Argumentative Essay Outline
An outline, to an essay, is what a plan is to a building.
If you were to build a house without a plan, you are likely going to run into numerous problems, and the final product will not be as good as expected.
If a good plan minimizes the risk of errors and getting stuck, why not create it?
Students start writing essays without an outline mostly because they do not appreciate the advantages of an outline.
And, even some of those who do know its benefits do not know how to come up with an outline.
With that in mind, we have come with the following guide on how to create an argumentative essay outline.
What Is An Argumentative Essay?
Argumentative essays require a student to use strong arguments to support their point of view, and even create arguments to refute opposing views.
It is important to note that you need to use credible evidence to back up your arguments.
Therefore, you have to dedicate ample time towards research and gathering data and information.
Combine hard evidence with persuasive language, and you will come up with an excellent argumentative essay.
Argumentative Essay Format
Your outline should follow the following format:
The introduction is one paragraph that should introduce the reader to your topic and your point of view.
Consider the following tips when writing the introduction:
- Begin your introduction with a hook. The first statement should grab the attention of the reader. For an argumentative essay, a hook can be a controversial statement, a less known fact, a piece of statistical data, or an intriguing question.
- Explain the importance of the topic. What is the importance of talking about that topic?
- Explain why you are talking about the subject and let the reader know your point of view.
- Present your thesis statement. Clearly, state the argument or claim you will support in the body of your essay.
Several paragraphs that provide arguments to support your main argument.
Each supporting argument should be on its paragraph.
You could start with the arguments supporting your claim, then finish with sections refuting the opposing views.
Or, you could start with a paragraph that refutes the main opposing view, then continue to support your claim in the paragraphs that follow.
The conclusion is a paragraph that sums up your main points and your argument.
In this section, remind your readers of the importance of the topic, restate your thesis, and relate it to your supporting arguments.
Readers mostly remember the ending of any piece.
Therefore, it is important that you create a strong conclusion that will stick in the readers’ minds for long.
You can create a memorable conclusion by ending it with a rhetorical question, a statement that inspires the reader to conduct further research or a call to action.
Argumentative Essay Outline Template
- Hook: Begin with an anecdote, a piece of statistic, an intriguing question, or a controversial statement.
- Explain why the topic is important and why people should care.
- State your thesis: What is your point of view? (Also, you could briefly state the arguments you will use to back up your claim).
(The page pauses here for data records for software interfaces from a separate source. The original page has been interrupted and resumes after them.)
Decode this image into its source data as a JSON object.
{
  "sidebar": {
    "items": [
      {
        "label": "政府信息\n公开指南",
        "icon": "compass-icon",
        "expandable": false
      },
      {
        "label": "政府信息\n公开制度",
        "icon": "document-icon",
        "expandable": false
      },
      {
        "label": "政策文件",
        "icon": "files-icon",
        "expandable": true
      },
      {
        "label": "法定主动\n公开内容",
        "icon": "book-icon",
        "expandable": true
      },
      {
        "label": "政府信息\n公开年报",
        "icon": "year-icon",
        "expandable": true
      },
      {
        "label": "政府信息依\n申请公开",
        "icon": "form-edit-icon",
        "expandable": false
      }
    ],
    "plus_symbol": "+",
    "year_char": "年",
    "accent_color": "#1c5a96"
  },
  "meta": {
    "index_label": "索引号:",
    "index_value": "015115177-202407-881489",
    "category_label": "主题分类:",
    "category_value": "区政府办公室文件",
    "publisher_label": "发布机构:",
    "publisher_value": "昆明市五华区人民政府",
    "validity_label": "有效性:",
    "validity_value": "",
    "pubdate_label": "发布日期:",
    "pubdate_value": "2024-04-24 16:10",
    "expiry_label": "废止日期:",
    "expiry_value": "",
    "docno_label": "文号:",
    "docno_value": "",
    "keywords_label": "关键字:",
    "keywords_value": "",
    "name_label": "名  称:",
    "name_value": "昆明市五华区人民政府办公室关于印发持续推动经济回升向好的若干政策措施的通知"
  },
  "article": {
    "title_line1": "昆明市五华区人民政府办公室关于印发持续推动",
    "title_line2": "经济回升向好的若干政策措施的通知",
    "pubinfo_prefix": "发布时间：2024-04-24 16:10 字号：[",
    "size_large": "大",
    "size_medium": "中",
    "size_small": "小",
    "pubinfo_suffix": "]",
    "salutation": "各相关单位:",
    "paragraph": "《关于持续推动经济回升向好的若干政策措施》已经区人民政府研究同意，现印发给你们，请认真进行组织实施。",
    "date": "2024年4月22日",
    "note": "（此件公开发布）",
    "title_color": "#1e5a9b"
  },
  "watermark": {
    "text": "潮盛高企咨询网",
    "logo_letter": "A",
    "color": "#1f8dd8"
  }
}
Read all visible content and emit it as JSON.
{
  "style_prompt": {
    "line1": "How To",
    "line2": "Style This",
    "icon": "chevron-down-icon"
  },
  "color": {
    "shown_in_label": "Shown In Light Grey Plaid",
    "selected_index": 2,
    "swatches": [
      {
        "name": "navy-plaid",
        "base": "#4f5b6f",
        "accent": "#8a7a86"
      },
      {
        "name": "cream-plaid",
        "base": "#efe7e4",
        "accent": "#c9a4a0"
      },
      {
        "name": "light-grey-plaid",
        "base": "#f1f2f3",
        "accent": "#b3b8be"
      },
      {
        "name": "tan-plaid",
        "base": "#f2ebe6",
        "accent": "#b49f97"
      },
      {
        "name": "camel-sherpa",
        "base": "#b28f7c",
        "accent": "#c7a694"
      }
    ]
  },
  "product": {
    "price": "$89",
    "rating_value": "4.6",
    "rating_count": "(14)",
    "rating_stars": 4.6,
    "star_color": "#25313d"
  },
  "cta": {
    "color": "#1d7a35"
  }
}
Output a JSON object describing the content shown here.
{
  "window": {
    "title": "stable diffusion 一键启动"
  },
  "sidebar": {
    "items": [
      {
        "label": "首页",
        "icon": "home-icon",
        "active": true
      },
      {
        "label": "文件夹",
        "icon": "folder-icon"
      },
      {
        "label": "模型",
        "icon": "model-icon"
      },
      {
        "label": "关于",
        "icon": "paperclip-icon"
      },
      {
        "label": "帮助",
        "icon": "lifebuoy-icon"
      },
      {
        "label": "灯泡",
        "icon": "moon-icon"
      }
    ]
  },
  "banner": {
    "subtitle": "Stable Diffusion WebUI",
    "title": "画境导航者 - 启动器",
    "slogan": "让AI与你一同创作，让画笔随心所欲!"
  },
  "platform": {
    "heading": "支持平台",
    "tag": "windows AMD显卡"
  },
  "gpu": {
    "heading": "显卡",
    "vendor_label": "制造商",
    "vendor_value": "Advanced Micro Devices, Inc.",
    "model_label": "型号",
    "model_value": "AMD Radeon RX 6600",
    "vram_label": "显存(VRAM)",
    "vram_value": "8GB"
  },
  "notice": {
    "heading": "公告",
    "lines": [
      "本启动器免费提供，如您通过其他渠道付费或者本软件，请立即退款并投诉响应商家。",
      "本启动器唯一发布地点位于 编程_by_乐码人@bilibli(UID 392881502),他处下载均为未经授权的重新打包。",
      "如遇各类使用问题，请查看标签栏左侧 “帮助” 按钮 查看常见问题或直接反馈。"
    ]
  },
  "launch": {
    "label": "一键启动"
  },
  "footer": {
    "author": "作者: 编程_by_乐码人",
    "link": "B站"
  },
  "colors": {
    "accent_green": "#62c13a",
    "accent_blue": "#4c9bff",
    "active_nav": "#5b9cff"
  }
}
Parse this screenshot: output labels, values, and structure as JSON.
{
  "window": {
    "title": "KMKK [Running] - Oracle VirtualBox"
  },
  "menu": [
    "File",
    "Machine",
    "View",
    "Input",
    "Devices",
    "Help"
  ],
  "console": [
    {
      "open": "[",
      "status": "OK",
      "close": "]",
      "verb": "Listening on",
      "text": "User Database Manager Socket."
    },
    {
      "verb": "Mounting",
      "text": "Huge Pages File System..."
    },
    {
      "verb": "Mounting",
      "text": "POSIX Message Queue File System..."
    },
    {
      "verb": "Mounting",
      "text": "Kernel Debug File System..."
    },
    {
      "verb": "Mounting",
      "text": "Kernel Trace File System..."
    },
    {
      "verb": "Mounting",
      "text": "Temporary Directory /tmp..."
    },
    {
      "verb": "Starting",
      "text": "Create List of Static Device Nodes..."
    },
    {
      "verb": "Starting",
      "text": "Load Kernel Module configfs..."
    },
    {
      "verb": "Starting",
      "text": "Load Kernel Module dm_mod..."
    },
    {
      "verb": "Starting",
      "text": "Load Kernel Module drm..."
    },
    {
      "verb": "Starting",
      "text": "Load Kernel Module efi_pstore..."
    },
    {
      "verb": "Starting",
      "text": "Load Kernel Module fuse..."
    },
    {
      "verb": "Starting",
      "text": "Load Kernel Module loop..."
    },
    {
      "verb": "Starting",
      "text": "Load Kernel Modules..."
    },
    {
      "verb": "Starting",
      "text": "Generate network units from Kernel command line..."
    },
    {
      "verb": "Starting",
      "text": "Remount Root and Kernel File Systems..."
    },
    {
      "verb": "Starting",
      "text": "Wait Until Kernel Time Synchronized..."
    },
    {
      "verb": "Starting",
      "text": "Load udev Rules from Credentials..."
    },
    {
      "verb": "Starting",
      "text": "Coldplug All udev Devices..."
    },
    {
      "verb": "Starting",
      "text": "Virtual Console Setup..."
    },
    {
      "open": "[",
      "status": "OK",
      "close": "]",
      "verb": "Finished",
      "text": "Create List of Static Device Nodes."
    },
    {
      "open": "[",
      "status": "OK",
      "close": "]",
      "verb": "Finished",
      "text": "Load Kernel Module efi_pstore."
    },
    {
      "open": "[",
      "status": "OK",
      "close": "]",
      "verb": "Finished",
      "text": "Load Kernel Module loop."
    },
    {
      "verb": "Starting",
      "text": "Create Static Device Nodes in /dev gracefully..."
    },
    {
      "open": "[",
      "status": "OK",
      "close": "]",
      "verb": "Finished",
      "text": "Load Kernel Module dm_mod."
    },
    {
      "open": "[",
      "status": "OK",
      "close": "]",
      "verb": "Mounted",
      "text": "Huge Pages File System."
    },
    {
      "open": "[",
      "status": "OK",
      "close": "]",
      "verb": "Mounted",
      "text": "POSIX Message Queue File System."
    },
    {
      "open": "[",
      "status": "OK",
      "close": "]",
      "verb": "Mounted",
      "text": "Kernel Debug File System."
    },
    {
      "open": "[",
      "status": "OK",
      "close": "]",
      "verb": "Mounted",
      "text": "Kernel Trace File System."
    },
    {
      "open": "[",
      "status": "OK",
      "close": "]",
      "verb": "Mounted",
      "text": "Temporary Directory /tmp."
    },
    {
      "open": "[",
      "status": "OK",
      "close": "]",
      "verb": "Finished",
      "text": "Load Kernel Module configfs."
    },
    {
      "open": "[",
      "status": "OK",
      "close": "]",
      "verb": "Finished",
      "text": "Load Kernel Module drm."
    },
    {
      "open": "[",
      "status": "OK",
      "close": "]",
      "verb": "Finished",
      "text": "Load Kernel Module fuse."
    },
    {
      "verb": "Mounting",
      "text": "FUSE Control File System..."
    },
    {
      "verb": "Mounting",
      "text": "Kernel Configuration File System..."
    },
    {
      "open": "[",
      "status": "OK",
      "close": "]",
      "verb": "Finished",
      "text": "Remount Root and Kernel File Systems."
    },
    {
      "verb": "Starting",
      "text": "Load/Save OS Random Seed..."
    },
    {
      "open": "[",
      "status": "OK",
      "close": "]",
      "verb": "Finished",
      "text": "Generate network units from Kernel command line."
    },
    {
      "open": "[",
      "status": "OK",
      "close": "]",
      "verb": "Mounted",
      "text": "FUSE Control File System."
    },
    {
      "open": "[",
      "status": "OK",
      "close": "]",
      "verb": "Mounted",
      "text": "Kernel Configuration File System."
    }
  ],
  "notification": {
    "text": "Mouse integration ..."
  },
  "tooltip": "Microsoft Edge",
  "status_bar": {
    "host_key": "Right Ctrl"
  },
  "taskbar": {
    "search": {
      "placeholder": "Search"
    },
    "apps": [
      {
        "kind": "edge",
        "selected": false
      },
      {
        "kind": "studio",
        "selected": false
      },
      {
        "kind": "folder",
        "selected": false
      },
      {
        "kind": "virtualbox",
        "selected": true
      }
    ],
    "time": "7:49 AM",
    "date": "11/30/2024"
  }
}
- Argument #1: State your argument by crafting it to a topic statement. Use an in-citation from one of your sources to support it. Mention different points to support the argument.
- Argument #2: State your argument by crafting it to a topic statement. Use an in-citation from one of your sources to support it. Mention different points to support the argument.
- Argument #3: State your argument by crafting it to a topic statement. Use an in-citation from one of your sources to support it. Mention different points to support the argument.
NB: You could show how your arguments refute a related opposing view in each paragraph or in a separate section.
- Restate your thesis
- Sum up your arguments
- Conclude by asking a rhetorical question based on your argument or by asking your readers to do something about the topic of discussion.
Copy the template above and use it each time you are preparing to write an argumentative essay.
Argumentative Essay Outline Example
Now, let us put the information above into perspective.
The following is an outline prepared by one of our writers, who was preparing to write an argumentative essay titled: Isn’t illegalizing abortion violating women’s rights?
- Hook: Mention statistical data on the prevalence of abortion.
- Explain why there is divided opinion on the topic of abortion. Highlight the reasons why a woman might opt for abortion and why some people are against the practice.
- State your thesis: There are concrete reasons why abortion was legalized in the first place: amending the constitution to illegalize abortion is a disregard of women’s rights and will definitely cost some women important opportunities.
- Argument #1: Women have a right to their own bodies. Support this argument using different points drawn from your sources.
- Argument #2: Illegalizing it will increase abortion-related fatalities, as people will still seek abortion services. Support this argument using different points drawn from your sources.
- Argument #3: It is not fair for a mistake to shape the rest of a woman’s life. You could support such an argument by referring to cases of rape and unwanted pregnancies.
- Restate your thesis: Abortion should remain a choice if we are to term ourselves a progressive generation.
- Sum up your arguments
- Conclude by asking a rhetorical question based on your argument or by asking your readers to do something about the topic of discussion. For instance: Why are politician diverting their attention from the war on terror to start a war on ovaries?
We have not only shown you how to create an argumentative essay outline, but also provided you with an outline template, and demonstrated how to use the template.
So, basically, you have all you need to research and start writing your argumentative essay.
Remember to copy and save the outline template above, or bookmark this page for future reference.